> **SOURCE RECORDS**
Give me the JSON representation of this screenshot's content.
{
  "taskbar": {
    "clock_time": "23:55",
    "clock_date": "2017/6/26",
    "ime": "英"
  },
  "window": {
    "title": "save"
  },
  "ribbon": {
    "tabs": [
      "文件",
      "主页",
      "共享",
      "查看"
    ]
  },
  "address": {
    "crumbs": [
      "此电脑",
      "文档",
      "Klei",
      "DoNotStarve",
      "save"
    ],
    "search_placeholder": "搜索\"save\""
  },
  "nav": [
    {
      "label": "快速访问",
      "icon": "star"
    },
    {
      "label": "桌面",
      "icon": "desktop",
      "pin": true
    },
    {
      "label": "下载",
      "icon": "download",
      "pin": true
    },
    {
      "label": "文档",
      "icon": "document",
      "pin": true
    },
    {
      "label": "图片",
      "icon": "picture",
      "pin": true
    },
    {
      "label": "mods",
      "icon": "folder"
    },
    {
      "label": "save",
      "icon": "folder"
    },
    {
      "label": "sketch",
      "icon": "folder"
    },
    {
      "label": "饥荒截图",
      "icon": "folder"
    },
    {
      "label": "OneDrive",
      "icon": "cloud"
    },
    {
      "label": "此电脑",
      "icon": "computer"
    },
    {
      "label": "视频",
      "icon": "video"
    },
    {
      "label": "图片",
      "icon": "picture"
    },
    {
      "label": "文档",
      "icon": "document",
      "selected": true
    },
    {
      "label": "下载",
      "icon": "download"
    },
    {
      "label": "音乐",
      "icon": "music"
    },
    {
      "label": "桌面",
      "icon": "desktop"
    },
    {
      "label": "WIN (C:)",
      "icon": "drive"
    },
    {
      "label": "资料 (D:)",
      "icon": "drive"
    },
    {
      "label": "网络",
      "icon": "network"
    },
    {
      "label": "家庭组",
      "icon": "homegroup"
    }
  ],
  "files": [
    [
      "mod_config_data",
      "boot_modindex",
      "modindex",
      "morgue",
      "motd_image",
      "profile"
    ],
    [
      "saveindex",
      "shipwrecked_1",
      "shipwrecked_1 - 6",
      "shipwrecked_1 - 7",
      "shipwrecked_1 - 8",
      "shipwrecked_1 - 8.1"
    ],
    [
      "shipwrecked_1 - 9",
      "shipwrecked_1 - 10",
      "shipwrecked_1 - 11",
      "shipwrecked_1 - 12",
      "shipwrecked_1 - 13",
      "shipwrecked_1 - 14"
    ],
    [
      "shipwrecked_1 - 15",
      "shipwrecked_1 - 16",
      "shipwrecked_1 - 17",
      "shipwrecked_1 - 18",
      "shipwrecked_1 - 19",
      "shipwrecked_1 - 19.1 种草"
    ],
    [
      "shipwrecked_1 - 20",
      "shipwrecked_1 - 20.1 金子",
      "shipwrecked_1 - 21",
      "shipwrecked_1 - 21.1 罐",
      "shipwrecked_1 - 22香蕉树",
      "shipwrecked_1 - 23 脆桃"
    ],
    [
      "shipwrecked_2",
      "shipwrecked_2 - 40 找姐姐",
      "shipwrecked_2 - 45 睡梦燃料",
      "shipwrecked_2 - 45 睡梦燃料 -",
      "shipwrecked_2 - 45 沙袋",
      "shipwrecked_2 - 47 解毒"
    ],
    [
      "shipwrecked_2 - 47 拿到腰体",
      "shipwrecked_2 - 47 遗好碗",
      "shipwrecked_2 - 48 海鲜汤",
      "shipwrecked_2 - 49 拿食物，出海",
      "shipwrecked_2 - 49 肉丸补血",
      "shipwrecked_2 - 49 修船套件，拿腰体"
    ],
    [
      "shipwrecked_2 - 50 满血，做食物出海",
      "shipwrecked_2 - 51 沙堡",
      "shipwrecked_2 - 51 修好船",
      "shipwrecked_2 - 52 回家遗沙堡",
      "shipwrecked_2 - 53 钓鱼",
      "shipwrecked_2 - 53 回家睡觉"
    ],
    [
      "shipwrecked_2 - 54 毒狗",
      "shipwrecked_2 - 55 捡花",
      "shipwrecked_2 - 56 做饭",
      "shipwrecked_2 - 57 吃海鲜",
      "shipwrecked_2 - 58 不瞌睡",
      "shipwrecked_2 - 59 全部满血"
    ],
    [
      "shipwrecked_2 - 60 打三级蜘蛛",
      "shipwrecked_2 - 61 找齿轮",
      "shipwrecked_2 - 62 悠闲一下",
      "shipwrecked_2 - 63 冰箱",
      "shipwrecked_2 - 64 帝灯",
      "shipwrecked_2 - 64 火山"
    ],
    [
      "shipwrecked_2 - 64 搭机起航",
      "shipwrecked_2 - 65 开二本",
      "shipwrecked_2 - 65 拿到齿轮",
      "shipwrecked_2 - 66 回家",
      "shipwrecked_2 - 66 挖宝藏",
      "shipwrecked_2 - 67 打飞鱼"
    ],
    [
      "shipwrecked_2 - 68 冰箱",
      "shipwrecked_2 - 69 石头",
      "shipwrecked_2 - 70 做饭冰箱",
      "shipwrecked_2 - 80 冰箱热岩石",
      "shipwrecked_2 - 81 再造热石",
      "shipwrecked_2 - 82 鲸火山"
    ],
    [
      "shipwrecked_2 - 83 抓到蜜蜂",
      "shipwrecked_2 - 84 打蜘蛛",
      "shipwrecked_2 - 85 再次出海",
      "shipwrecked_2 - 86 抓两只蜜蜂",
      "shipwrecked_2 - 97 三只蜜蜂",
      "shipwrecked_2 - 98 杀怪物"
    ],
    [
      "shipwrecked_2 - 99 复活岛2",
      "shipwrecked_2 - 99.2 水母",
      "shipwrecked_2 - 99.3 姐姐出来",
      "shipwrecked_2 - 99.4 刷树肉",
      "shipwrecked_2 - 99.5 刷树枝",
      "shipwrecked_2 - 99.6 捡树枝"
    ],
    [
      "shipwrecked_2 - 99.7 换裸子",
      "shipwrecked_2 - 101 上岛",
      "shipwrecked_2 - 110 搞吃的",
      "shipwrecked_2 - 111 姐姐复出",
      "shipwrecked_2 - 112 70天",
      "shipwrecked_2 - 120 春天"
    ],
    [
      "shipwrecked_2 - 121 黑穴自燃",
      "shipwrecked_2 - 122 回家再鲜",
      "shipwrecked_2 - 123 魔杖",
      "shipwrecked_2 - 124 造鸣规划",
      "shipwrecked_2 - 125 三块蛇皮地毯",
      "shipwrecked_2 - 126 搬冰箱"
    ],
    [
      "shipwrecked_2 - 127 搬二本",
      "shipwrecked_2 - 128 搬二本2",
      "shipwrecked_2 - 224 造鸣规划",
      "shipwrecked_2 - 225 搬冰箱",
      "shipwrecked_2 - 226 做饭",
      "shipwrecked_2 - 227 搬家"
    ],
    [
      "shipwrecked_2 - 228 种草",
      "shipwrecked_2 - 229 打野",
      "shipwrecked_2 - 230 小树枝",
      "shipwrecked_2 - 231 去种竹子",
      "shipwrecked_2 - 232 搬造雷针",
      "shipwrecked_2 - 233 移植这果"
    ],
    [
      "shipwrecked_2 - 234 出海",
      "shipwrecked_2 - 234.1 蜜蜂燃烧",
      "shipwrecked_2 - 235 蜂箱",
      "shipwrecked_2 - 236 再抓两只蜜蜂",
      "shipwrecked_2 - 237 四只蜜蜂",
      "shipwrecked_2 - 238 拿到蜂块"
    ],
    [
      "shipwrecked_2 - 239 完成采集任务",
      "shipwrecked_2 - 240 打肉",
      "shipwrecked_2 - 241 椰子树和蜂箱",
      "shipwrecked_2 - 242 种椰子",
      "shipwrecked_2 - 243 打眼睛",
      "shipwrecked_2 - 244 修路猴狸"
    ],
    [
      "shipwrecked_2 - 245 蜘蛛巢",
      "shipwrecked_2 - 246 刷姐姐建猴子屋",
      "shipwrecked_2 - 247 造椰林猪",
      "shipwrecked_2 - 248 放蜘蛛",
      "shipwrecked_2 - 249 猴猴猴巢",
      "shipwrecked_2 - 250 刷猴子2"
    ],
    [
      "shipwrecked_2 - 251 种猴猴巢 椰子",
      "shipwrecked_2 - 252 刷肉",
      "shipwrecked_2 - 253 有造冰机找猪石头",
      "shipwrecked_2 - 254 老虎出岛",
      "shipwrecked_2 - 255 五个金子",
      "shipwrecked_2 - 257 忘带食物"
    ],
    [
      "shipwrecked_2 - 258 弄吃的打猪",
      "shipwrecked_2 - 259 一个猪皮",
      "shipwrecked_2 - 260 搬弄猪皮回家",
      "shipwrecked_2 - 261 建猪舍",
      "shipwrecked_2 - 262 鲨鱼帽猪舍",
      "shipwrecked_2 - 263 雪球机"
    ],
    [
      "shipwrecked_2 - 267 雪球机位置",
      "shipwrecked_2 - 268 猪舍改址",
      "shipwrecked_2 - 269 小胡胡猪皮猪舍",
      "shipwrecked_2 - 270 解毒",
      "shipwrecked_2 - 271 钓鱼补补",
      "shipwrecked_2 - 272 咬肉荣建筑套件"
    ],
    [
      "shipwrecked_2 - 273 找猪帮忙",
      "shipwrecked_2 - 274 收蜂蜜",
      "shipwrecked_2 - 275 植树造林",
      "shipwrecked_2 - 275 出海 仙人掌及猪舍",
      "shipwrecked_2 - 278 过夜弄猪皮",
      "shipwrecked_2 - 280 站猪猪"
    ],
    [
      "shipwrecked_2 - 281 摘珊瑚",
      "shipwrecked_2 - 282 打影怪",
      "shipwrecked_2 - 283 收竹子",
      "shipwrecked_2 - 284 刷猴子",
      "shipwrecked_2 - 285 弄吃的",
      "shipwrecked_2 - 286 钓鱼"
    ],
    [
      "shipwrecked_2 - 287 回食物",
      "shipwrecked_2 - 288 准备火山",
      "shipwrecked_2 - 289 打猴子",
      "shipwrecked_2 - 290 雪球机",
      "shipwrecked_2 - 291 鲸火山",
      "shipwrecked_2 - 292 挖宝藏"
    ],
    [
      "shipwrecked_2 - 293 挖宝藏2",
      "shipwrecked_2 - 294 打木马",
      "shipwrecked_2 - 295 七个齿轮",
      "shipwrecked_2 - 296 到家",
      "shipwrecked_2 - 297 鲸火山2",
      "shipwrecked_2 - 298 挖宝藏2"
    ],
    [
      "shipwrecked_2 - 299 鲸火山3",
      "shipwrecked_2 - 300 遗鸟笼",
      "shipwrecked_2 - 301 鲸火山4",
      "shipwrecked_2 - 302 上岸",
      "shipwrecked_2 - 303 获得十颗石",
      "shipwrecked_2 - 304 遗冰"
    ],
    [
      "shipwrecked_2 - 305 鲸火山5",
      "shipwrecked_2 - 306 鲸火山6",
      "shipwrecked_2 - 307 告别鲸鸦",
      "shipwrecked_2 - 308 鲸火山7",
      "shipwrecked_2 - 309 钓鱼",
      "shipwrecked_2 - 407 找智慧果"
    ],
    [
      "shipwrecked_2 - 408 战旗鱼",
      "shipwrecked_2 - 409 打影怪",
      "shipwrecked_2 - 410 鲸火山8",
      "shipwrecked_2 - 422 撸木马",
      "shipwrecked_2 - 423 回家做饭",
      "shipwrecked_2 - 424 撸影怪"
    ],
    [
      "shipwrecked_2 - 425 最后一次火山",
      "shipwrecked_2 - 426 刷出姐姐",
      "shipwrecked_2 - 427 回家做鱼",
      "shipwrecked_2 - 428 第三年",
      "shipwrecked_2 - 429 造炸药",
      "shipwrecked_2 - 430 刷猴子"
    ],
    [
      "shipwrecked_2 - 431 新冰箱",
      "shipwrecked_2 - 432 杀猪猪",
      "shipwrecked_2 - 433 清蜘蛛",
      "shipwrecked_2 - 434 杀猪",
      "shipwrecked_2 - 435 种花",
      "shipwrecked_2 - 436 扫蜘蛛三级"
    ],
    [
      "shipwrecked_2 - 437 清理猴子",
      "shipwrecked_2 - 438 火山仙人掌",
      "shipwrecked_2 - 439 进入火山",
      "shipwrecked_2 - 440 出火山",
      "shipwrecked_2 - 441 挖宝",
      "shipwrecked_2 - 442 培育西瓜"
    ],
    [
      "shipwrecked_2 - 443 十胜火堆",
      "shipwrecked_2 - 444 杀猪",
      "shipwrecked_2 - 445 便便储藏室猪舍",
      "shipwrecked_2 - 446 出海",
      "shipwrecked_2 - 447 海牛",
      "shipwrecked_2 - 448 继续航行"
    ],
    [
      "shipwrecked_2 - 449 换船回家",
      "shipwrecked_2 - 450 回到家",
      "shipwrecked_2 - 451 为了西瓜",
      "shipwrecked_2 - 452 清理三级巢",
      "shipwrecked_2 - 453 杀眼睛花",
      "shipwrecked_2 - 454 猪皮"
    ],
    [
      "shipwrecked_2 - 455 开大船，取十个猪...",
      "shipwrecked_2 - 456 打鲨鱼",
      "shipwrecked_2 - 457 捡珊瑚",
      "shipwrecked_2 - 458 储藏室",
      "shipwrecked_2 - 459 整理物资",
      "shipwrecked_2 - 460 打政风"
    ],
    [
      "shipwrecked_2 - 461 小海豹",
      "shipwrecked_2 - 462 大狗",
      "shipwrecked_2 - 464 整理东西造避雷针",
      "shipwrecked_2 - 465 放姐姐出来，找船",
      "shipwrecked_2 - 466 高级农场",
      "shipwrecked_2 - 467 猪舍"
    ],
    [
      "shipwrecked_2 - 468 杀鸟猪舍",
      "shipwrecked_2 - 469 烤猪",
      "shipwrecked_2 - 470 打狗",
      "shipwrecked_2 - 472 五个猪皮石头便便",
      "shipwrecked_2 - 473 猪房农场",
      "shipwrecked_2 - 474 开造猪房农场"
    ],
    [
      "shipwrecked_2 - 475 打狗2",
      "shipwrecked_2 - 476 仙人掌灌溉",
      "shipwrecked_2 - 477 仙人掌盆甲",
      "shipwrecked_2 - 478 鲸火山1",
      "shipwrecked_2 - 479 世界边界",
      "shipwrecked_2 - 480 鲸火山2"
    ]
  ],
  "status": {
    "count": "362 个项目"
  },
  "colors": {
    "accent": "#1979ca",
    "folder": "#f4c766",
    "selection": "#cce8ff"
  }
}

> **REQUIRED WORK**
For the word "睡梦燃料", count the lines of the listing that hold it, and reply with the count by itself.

> **ANSWER BELOW**
2